With increased demand for virtual card capabilities from Australian businesses, merchants and service providers, we keep being asked by our customers whether virtual payment cards are subject to Payment Card Industry Data Security Standard (PCI DSS). If they are, what would be the impact and their obligation against the payment standard?
First, let’s start with what is a virtual payment card?
When we talk about the virtual cards of course there is no physical plastic card involved, and it is a randomly generated payment card number just like a normal credit or debit card with an expiry date and CVV number under your name or business/merchant name. These cards can be used anywhere online, over the phone or in-store (depending on the virtual card provider). The virtual payment cards can be stored on mobile phones, e-wallets, smart watches and computers.
There are two main types of virtual payment cards, single use (one-use, non-reloadable or disposable) and multi-use (reloadable) virtual cards.
With single use virtual cards, temporary account numbers are used, so if a fraudster obtained the account number, it wouldn't work because the payment number was valid for a single transaction only. Single use non-reloadable virtual cards can be the right payment option when it comes to one-time payments.
With multi-use (reloadable) virtual cards, your personal details aren’t attached to the card either, so you can shop securely and in anonymity again and again, as long as you have sufficient funds available on the card. Some reloadable virtual card platforms also give you the ability to freeze or delete a virtual card that has been compromised and instantly replace it with a new one.
By having a quick look at some of the biggest payment data breaches such as; Equifax with ~143 million accounts compromised, Target with ~110 million accounts compromised, and Ashley Madison with ~37 million accounts compromised, we agree that virtual payment cards can add another layer of protection to online endeavours.
Entities who offer virtual payment cards in Australia
In Australia, some of the major banks, financial institutions and service providers offer virtual cards, however there are different services, features and capabilities.
For example, ANZ offer a solution for businesses and corporations called “ANZ Virtual Card”. The ANZ Virtual Card is a 16 digit Visa account number that supports payments of strategically managed accounts, allowing multiple employees to purchase on behalf of an organisation without issuing individual plastic cards. It also provides unauthorised transactions insurance.
Westpac has a virtual card solution under its commercial card program. It is a secure and convenient way to manage the travel and procurement purchases from your suppliers. The Westpac Virtual Card solution is also commonly used as a payment tool lodged at Travel Management Companies (TMCs) to conveniently use for travel related expenses.
Amex, Mastercard and Visa also have virtual prepaid cards which are provided by different gift card platforms in Australia.
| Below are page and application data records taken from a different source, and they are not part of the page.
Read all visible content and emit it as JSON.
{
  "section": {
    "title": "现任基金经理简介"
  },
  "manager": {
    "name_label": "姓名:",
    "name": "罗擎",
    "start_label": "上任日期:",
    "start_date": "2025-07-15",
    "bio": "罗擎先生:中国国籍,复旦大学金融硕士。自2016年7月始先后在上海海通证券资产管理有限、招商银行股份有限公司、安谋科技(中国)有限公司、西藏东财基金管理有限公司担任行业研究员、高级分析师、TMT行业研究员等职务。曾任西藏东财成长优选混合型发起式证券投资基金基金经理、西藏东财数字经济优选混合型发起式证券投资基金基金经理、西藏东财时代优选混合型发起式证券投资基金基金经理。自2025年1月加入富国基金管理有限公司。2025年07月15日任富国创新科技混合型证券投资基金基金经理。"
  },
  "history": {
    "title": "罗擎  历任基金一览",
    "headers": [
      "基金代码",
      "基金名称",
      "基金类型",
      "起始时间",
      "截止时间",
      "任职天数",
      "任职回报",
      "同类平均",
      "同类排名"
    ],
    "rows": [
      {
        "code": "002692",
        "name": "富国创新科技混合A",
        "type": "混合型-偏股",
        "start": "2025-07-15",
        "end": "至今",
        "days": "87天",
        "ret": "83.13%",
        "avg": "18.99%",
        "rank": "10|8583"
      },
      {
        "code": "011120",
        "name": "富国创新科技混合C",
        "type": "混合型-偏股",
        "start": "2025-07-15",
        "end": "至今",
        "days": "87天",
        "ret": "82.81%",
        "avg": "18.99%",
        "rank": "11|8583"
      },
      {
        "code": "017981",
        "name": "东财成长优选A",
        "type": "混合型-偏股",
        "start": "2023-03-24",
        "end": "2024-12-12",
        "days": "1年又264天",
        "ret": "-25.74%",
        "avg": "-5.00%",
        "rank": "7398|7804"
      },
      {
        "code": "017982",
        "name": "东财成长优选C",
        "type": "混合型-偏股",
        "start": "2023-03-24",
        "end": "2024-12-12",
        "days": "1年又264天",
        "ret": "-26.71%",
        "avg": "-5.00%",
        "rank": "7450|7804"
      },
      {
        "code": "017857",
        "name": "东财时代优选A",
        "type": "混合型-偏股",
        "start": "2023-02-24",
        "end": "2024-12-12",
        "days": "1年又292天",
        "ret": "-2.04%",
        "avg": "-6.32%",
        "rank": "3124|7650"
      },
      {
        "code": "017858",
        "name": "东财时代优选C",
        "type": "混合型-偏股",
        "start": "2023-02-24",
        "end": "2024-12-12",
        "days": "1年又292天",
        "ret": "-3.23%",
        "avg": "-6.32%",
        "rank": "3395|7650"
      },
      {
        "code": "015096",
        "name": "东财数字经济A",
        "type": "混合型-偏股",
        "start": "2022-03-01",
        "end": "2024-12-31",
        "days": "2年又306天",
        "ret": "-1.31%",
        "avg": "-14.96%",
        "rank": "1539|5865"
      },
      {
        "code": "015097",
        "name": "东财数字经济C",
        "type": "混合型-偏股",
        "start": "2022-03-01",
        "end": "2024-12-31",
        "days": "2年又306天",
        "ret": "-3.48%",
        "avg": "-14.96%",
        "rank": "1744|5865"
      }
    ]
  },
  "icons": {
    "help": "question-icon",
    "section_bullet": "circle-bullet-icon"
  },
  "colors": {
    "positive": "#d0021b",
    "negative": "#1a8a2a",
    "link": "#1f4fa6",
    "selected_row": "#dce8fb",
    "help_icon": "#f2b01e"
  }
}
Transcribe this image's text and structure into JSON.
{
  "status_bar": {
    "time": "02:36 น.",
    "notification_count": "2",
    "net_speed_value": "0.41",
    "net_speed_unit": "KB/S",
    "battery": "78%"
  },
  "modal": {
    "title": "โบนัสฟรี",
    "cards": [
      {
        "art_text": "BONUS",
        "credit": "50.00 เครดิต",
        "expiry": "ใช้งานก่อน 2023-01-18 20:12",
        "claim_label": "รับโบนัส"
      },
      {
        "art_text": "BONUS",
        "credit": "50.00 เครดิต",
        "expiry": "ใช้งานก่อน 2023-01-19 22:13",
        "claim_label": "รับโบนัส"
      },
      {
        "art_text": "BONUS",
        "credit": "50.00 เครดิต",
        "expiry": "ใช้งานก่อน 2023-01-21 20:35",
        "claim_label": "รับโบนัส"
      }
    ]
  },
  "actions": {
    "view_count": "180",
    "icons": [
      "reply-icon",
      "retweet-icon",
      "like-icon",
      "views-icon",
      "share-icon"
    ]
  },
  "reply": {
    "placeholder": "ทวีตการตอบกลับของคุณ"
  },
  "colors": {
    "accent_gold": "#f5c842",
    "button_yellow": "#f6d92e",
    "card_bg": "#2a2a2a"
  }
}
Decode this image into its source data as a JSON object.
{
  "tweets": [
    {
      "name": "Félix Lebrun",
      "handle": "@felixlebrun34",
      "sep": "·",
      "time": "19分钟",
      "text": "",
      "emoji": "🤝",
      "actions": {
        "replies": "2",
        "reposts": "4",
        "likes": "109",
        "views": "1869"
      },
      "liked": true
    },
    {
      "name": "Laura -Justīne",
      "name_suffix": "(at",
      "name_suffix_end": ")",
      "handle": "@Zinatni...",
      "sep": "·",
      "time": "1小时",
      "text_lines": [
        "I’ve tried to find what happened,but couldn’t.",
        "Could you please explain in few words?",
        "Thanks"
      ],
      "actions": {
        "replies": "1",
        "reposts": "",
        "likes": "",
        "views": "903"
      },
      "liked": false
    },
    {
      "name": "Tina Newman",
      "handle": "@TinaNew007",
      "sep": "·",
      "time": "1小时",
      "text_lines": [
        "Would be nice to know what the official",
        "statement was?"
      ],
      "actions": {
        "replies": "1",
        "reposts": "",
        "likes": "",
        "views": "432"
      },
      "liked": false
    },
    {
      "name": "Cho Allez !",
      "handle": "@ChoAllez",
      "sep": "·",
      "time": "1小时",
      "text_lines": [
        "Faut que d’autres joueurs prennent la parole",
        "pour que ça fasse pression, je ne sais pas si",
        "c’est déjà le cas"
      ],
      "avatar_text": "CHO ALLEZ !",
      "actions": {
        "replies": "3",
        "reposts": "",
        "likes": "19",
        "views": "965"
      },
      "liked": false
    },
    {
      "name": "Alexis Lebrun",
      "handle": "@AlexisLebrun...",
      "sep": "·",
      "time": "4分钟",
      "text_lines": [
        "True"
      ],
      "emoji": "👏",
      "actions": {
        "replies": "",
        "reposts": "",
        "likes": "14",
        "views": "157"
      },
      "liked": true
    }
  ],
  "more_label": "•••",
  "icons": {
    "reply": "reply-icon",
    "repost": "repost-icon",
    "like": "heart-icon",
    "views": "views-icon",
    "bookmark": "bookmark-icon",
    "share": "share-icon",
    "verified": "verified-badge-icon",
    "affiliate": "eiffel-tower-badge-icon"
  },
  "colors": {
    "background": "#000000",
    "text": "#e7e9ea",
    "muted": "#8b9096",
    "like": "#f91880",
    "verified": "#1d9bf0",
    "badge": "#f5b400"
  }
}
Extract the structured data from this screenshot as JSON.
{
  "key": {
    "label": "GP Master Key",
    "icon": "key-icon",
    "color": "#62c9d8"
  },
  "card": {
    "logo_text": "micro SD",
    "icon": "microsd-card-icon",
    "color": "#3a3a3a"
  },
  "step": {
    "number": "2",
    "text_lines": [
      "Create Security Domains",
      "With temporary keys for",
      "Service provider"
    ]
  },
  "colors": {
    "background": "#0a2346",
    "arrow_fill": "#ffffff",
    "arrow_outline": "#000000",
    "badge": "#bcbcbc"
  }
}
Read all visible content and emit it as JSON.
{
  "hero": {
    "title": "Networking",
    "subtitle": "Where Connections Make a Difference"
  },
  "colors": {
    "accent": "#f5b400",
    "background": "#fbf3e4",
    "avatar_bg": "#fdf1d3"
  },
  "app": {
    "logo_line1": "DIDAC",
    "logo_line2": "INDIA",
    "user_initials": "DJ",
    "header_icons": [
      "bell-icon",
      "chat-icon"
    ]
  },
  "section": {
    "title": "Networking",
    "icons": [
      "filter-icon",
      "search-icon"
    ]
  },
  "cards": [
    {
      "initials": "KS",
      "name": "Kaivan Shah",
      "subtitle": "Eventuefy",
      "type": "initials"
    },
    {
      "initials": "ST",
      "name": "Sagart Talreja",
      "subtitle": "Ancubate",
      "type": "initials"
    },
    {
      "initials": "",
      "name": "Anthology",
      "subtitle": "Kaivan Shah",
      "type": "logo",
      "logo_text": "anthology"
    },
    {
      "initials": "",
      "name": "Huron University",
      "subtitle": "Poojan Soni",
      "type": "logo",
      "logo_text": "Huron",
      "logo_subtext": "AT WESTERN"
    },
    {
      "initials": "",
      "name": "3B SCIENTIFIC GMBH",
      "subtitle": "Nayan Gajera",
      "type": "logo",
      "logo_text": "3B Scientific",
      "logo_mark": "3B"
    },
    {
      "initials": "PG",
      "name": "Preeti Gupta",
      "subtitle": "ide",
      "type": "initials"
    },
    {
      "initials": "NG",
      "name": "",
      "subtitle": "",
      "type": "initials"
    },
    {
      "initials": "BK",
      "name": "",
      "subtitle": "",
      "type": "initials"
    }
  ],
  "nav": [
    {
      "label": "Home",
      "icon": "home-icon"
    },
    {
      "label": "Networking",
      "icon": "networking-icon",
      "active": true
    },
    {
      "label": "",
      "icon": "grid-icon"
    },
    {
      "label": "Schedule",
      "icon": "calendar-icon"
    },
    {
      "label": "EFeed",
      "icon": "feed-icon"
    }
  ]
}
While virtual payment cards provide another layer of security, if your bank or financial institute doesn't offer one, there are other security controls that you can consider for your online transactions such as Verified by Visa, MasterCard’s Secure code and American Express SafeKey. This extra level of security is called 3-D Secure which is a globally accepted authentication solution designed to make e-Commerce transactions more secure in real-time.
Are the virtual card numbers in scope for PCI DSS?
Since virtual payment cards are becoming more common, merchants and service providers are receiving more virtual card transactions through their systems and environment, that’s why it is important to understand your obligation against PCI DSS.
To understand the impact of these cards on PCI DSS scope, the best place to start with is the Payment Card Industry Security Standards Council (PCI SSC) website (Article Number 1285 and 1286), which says:
“PCI DSS applies to all primary account numbers (PANs) that represent a PCI founding payment card brand (American Express, Discover, JCB, MasterCard, or Visa). This includes PANs that are only provided electronically (virtual PANs) as well as PANs that correspond to a physical payment card. Whether a one-time PAN is in scope for PCI DSS will depend on the particular restrictions around their usage as defined by the payment brands. Entities should contact the applicable payment brand to determine how PCI DSS applies.”
The above statement puts the onus squarely on the payment brands, so let’s see what the card brands’ (MasterCard in this case) position is.
What is MasterCard’s position on Single Use Virtual Card Numbers and PCI compliance?
MasterCard does not consider Single Use Virtual Card Numbers (SU-VCNs) to be in scope of PCI DSS requirements. The SU-VCN becomes inactive/disabled after only one authorisation; therefore, the virtual PAN data cannot be reused for fraudulent activities within the payment ecosystem. However, it is important to note that even though a SU-VCN may be considered “out of scope” for PCI DSS, it does not mean that the systems and/or entities that are storing, transmitting or processing the SU-VCN are also out of scope. PCI DSS will apply anywhere a multi-use PAN is stored, transmitted or processed. If the systems storing, transmitting or processing the SU-VCN also store, transmit or process multi-use PANs, those systems will remain in scope of PCI DSS requirements.
Virtual payment cards are in scope for PCI DSS if a multi-use PAN or multi–use virtual payment card is stored, transmitted or processed.